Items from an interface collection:
########################################

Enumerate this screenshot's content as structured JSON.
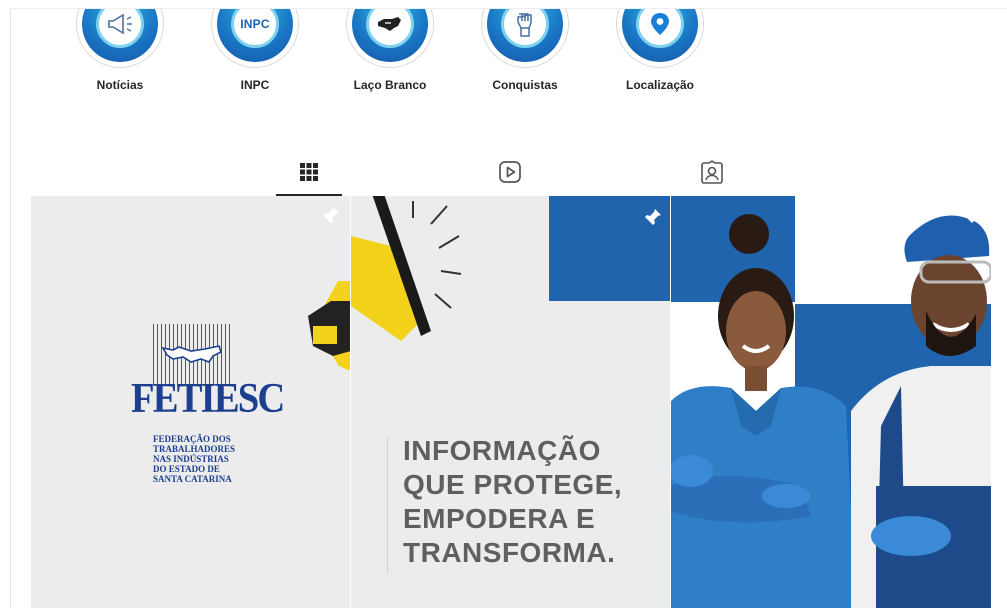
{
  "highlights": [
    {
      "label": "Notícias",
      "icon": "megaphone-icon"
    },
    {
      "label": "INPC",
      "icon": "inpc-badge",
      "badge_text": "INPC"
    },
    {
      "label": "Laço Branco",
      "icon": "hand-icon"
    },
    {
      "label": "Conquistas",
      "icon": "raised-fist-icon"
    },
    {
      "label": "Localização",
      "icon": "location-pin-icon"
    }
  ],
  "tabs": [
    {
      "name": "posts",
      "icon": "grid-icon",
      "active": true
    },
    {
      "name": "reels",
      "icon": "reels-icon",
      "active": false
    },
    {
      "name": "tagged",
      "icon": "tagged-icon",
      "active": false
    }
  ],
  "posts": [
    {
      "pinned": true,
      "logo_title": "FETIESC",
      "logo_subtitle": "FEDERAÇÃO DOS\nTRABALHADORES\nNAS INDÚSTRIAS\nDO ESTADO DE\nSANTA CATARINA"
    },
    {
      "pinned": true,
      "headline": "INFORMAÇÃO\nQUE PROTEGE,\nEMPODERA E\nTRANSFORMA."
    },
    {
      "pinned": true,
      "image": "workers-photo"
    }
  ],
  "colors": {
    "brand_blue": "#1f64ad",
    "highlight_gradient_start": "#2fb6df",
    "highlight_gradient_end": "#1553a6",
    "megaphone_yellow": "#f2d21b",
    "tile_bg": "#ececec"
  }
}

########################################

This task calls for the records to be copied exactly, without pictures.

EXERCISE OUTPUT:
Enumerate this screenshot's content as structured JSON.
{
  "highlights": [
    {
      "label": "Notícias",
      "icon": "megaphone-icon"
    },
    {
      "label": "INPC",
      "icon": "inpc-badge",
      "badge_text": "INPC"
    },
    {
      "label": "Laço Branco",
      "icon": "hand-icon"
    },
    {
      "label": "Conquistas",
      "icon": "raised-fist-icon"
    },
    {
      "label": "Localização",
      "icon": "location-pin-icon"
    }
  ],
  "tabs": [
    {
      "name": "posts",
      "icon": "grid-icon",
      "active": true
    },
    {
      "name": "reels",
      "icon": "reels-icon",
      "active": false
    },
    {
      "name": "tagged",
      "icon": "tagged-icon",
      "active": false
    }
  ],
  "posts": [
    {
      "pinned": true,
      "logo_title": "FETIESC",
      "logo_subtitle": "FEDERAÇÃO DOS\nTRABALHADORES\nNAS INDÚSTRIAS\nDO ESTADO DE\nSANTA CATARINA"
    },
    {
      "pinned": true,
      "headline": "INFORMAÇÃO\nQUE PROTEGE,\nEMPODERA E\nTRANSFORMA."
    },
    {
      "pinned": true,
      "image": "workers-photo"
    }
  ],
  "colors": {
    "brand_blue": "#1f64ad",
    "highlight_gradient_start": "#2fb6df",
    "highlight_gradient_end": "#1553a6",
    "megaphone_yellow": "#f2d21b",
    "tile_bg": "#ececec"
  }
}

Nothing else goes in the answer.